Available data:
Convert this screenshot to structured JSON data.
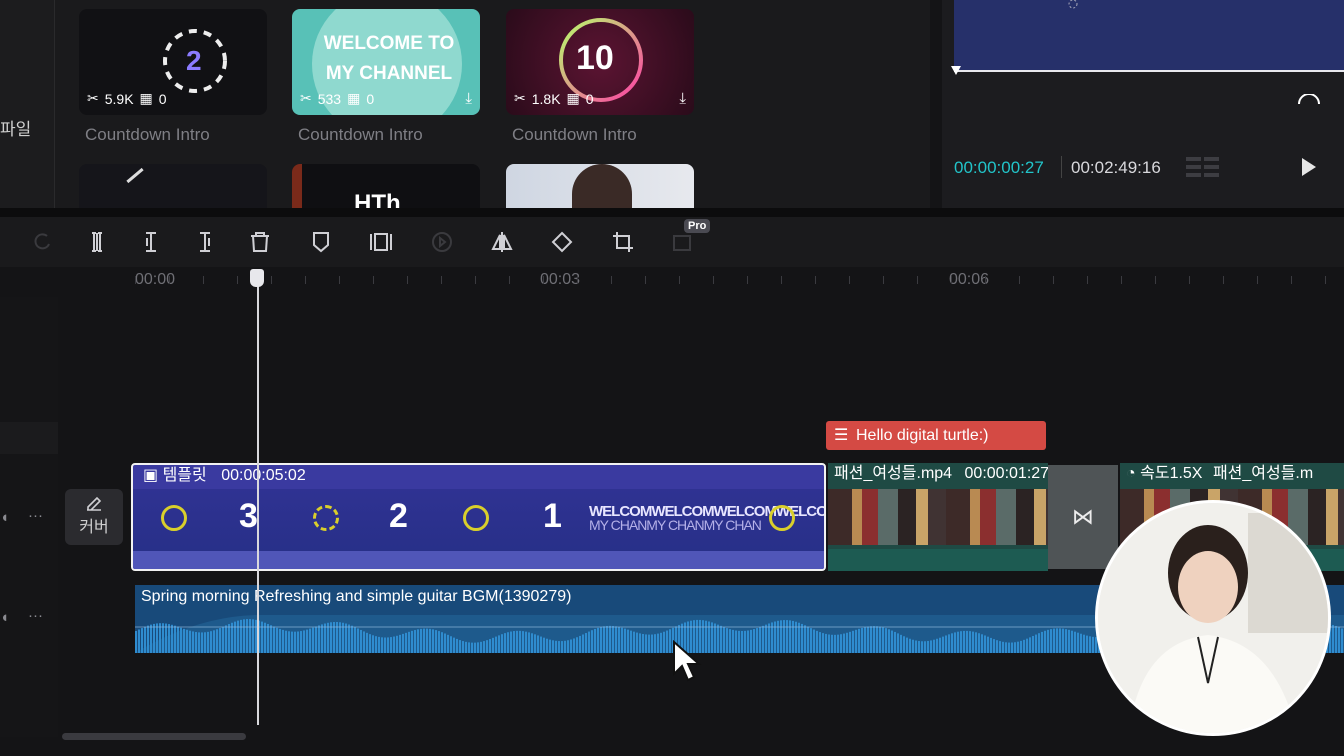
{
  "left_panel": {
    "partial_label": "파일"
  },
  "library": {
    "cards": [
      {
        "title": "Countdown Intro",
        "thumb_text": "2",
        "uses": "5.9K",
        "items": "0",
        "bg": "#111114",
        "accent": "#8b7bff"
      },
      {
        "title": "Countdown Intro",
        "thumb_text": "WELCOME TO MY CHANNEL",
        "uses": "533",
        "items": "0",
        "bg": "#58c1b7",
        "accent": "#ffffff"
      },
      {
        "title": "Countdown Intro",
        "thumb_text": "10",
        "uses": "1.8K",
        "items": "0",
        "bg": "#3a0f25",
        "accent": "#b6ff6a"
      }
    ],
    "second_row_partial": [
      "",
      "HTh",
      ""
    ]
  },
  "preview": {
    "current_time": "00:00:00:27",
    "total_time": "00:02:49:16",
    "accent": "#22c4c9"
  },
  "toolbar": {
    "pro_badge": "Pro"
  },
  "timeline": {
    "ruler_labels": [
      "00:00",
      "00:03",
      "00:06"
    ],
    "cover_label": "커버",
    "track_menu": "···",
    "template_clip": {
      "label": "템플릿",
      "duration": "00:00:05:02",
      "countdown": [
        "3",
        "2",
        "1"
      ],
      "welcome_text": "WELCOMWELCOMWELCOMWELCOMP",
      "welcome_sub": "MY CHANMY CHANMY CHAN"
    },
    "video_clip_1": {
      "name": "패션_여성들.mp4",
      "duration": "00:00:01:27"
    },
    "video_clip_2": {
      "speed": "속도1.5X",
      "name": "패션_여성들.m"
    },
    "transition_icon": "⋈",
    "text_clip": {
      "label": "Hello digital turtle:)"
    },
    "audio_clip": {
      "label": "Spring morning Refreshing and simple guitar BGM(1390279)"
    }
  }
}
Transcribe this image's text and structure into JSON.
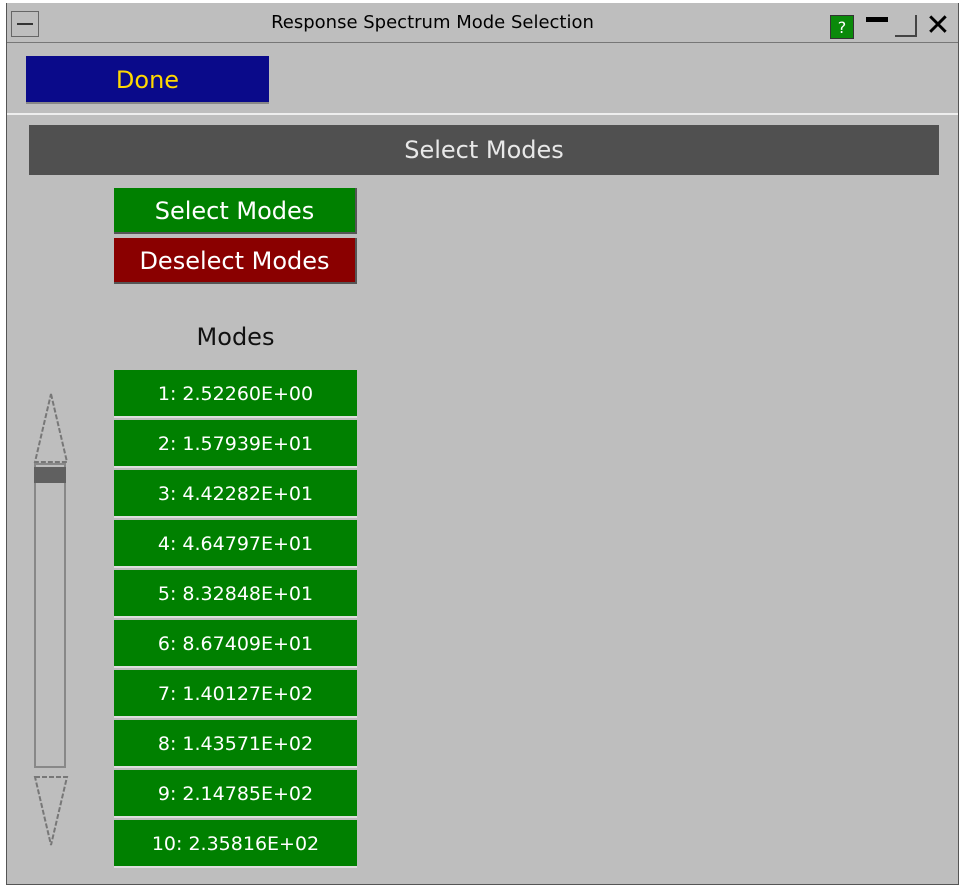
{
  "window": {
    "title": "Response Spectrum Mode Selection"
  },
  "titlebar": {
    "help_label": "?"
  },
  "toolbar": {
    "done_label": "Done"
  },
  "section": {
    "header": "Select Modes"
  },
  "actions": {
    "select_label": "Select Modes",
    "deselect_label": "Deselect Modes"
  },
  "modes": {
    "label": "Modes",
    "items": [
      "1:  2.52260E+00",
      "2:  1.57939E+01",
      "3:  4.42282E+01",
      "4:  4.64797E+01",
      "5:  8.32848E+01",
      "6:  8.67409E+01",
      "7:  1.40127E+02",
      "8:  1.43571E+02",
      "9:  2.14785E+02",
      "10:  2.35816E+02"
    ]
  },
  "colors": {
    "window_bg": "#bebebe",
    "done_bg": "#0a0a8a",
    "done_text": "#ffd800",
    "header_bg": "#505050",
    "select_bg": "#008000",
    "deselect_bg": "#8a0000",
    "mode_bg": "#008000"
  }
}
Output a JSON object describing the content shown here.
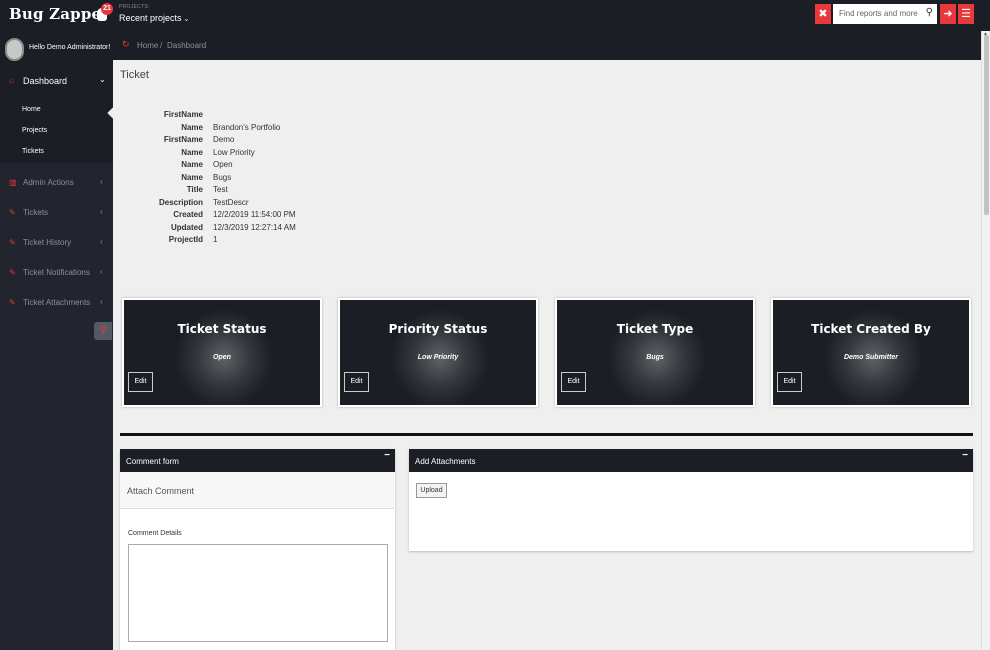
{
  "app": {
    "brand": "Bug Zapper",
    "notification_count": "21",
    "projects_label": "PROJECTS:",
    "projects_select": "Recent projects",
    "search_placeholder": "Find reports and more"
  },
  "sidebar": {
    "greeting": "Hello Demo Administrator!",
    "dashboard": "Dashboard",
    "sub_items": [
      "Home",
      "Projects",
      "Tickets"
    ],
    "items": [
      "Admin Actions",
      "Tickets",
      "Ticket History",
      "Ticket Notifications",
      "Ticket Attachments"
    ]
  },
  "breadcrumb": {
    "home": "Home",
    "separator": "/",
    "current": "Dashboard"
  },
  "page": {
    "title": "Ticket",
    "details": [
      {
        "key": "FirstName",
        "value": ""
      },
      {
        "key": "Name",
        "value": "Brandon's Portfolio"
      },
      {
        "key": "FirstName",
        "value": "Demo"
      },
      {
        "key": "Name",
        "value": "Low Priority"
      },
      {
        "key": "Name",
        "value": "Open"
      },
      {
        "key": "Name",
        "value": "Bugs"
      },
      {
        "key": "Title",
        "value": "Test"
      },
      {
        "key": "Description",
        "value": "TestDescr"
      },
      {
        "key": "Created",
        "value": "12/2/2019 11:54:00 PM"
      },
      {
        "key": "Updated",
        "value": "12/3/2019 12:27:14 AM"
      },
      {
        "key": "ProjectId",
        "value": "1"
      }
    ],
    "cards": [
      {
        "title": "Ticket Status",
        "value": "Open",
        "button": "Edit"
      },
      {
        "title": "Priority Status",
        "value": "Low Priority",
        "button": "Edit"
      },
      {
        "title": "Ticket Type",
        "value": "Bugs",
        "button": "Edit"
      },
      {
        "title": "Ticket Created By",
        "value": "Demo Submitter",
        "button": "Edit"
      }
    ],
    "comment_panel": {
      "title": "Comment form",
      "minimize": "−",
      "section": "Attach Comment",
      "details_label": "Comment Details"
    },
    "attachments_panel": {
      "title": "Add Attachments",
      "minimize": "−",
      "upload_button": "Upload"
    }
  },
  "colors": {
    "accent": "#e8383d",
    "dark": "#1b1e24",
    "sidebar": "#22252d"
  }
}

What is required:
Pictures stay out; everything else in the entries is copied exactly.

Result of the exercise:
Convert this screenshot to structured JSON data.
{
  "left_panel": {
    "partial_label": "파일"
  },
  "library": {
    "cards": [
      {
        "title": "Countdown Intro",
        "thumb_text": "2",
        "uses": "5.9K",
        "items": "0",
        "bg": "#111114",
        "accent": "#8b7bff"
      },
      {
        "title": "Countdown Intro",
        "thumb_text": "WELCOME TO MY CHANNEL",
        "uses": "533",
        "items": "0",
        "bg": "#58c1b7",
        "accent": "#ffffff"
      },
      {
        "title": "Countdown Intro",
        "thumb_text": "10",
        "uses": "1.8K",
        "items": "0",
        "bg": "#3a0f25",
        "accent": "#b6ff6a"
      }
    ],
    "second_row_partial": [
      "",
      "HTh",
      ""
    ]
  },
  "preview": {
    "current_time": "00:00:00:27",
    "total_time": "00:02:49:16",
    "accent": "#22c4c9"
  },
  "toolbar": {
    "pro_badge": "Pro"
  },
  "timeline": {
    "ruler_labels": [
      "00:00",
      "00:03",
      "00:06"
    ],
    "cover_label": "커버",
    "track_menu": "···",
    "template_clip": {
      "label": "템플릿",
      "duration": "00:00:05:02",
      "countdown": [
        "3",
        "2",
        "1"
      ],
      "welcome_text": "WELCOMWELCOMWELCOMWELCOMP",
      "welcome_sub": "MY CHANMY CHANMY CHAN"
    },
    "video_clip_1": {
      "name": "패션_여성들.mp4",
      "duration": "00:00:01:27"
    },
    "video_clip_2": {
      "speed": "속도1.5X",
      "name": "패션_여성들.m"
    },
    "transition_icon": "⋈",
    "text_clip": {
      "label": "Hello digital turtle:)"
    },
    "audio_clip": {
      "label": "Spring morning Refreshing and simple guitar BGM(1390279)"
    }
  }
}
Transcribe this image's text and structure into JSON.
{
  "window": {
    "title": "Response Spectrum Mode Selection"
  },
  "titlebar": {
    "help_label": "?"
  },
  "toolbar": {
    "done_label": "Done"
  },
  "section": {
    "header": "Select Modes"
  },
  "actions": {
    "select_label": "Select Modes",
    "deselect_label": "Deselect Modes"
  },
  "modes": {
    "label": "Modes",
    "items": [
      "1:  2.52260E+00",
      "2:  1.57939E+01",
      "3:  4.42282E+01",
      "4:  4.64797E+01",
      "5:  8.32848E+01",
      "6:  8.67409E+01",
      "7:  1.40127E+02",
      "8:  1.43571E+02",
      "9:  2.14785E+02",
      "10:  2.35816E+02"
    ]
  },
  "colors": {
    "window_bg": "#bebebe",
    "done_bg": "#0a0a8a",
    "done_text": "#ffd800",
    "header_bg": "#505050",
    "select_bg": "#008000",
    "deselect_bg": "#8a0000",
    "mode_bg": "#008000"
  }
}
Output a JSON object describing the content shown here.
{
  "app": {
    "brand": "Bug Zapper",
    "notification_count": "21",
    "projects_label": "PROJECTS:",
    "projects_select": "Recent projects",
    "search_placeholder": "Find reports and more"
  },
  "sidebar": {
    "greeting": "Hello Demo Administrator!",
    "dashboard": "Dashboard",
    "sub_items": [
      "Home",
      "Projects",
      "Tickets"
    ],
    "items": [
      "Admin Actions",
      "Tickets",
      "Ticket History",
      "Ticket Notifications",
      "Ticket Attachments"
    ]
  },
  "breadcrumb": {
    "home": "Home",
    "separator": "/",
    "current": "Dashboard"
  },
  "page": {
    "title": "Ticket",
    "details": [
      {
        "key": "FirstName",
        "value": ""
      },
      {
        "key": "Name",
        "value": "Brandon's Portfolio"
      },
      {
        "key": "FirstName",
        "value": "Demo"
      },
      {
        "key": "Name",
        "value": "Low Priority"
      },
      {
        "key": "Name",
        "value": "Open"
      },
      {
        "key": "Name",
        "value": "Bugs"
      },
      {
        "key": "Title",
        "value": "Test"
      },
      {
        "key": "Description",
        "value": "TestDescr"
      },
      {
        "key": "Created",
        "value": "12/2/2019 11:54:00 PM"
      },
      {
        "key": "Updated",
        "value": "12/3/2019 12:27:14 AM"
      },
      {
        "key": "ProjectId",
        "value": "1"
      }
    ],
    "cards": [
      {
        "title": "Ticket Status",
        "value": "Open",
        "button": "Edit"
      },
      {
        "title": "Priority Status",
        "value": "Low Priority",
        "button": "Edit"
      },
      {
        "title": "Ticket Type",
        "value": "Bugs",
        "button": "Edit"
      },
      {
        "title": "Ticket Created By",
        "value": "Demo Submitter",
        "button": "Edit"
      }
    ],
    "comment_panel": {
      "title": "Comment form",
      "minimize": "−",
      "section": "Attach Comment",
      "details_label": "Comment Details"
    },
    "attachments_panel": {
      "title": "Add Attachments",
      "minimize": "−",
      "upload_button": "Upload"
    }
  },
  "colors": {
    "accent": "#e8383d",
    "dark": "#1b1e24",
    "sidebar": "#22252d"
  }
}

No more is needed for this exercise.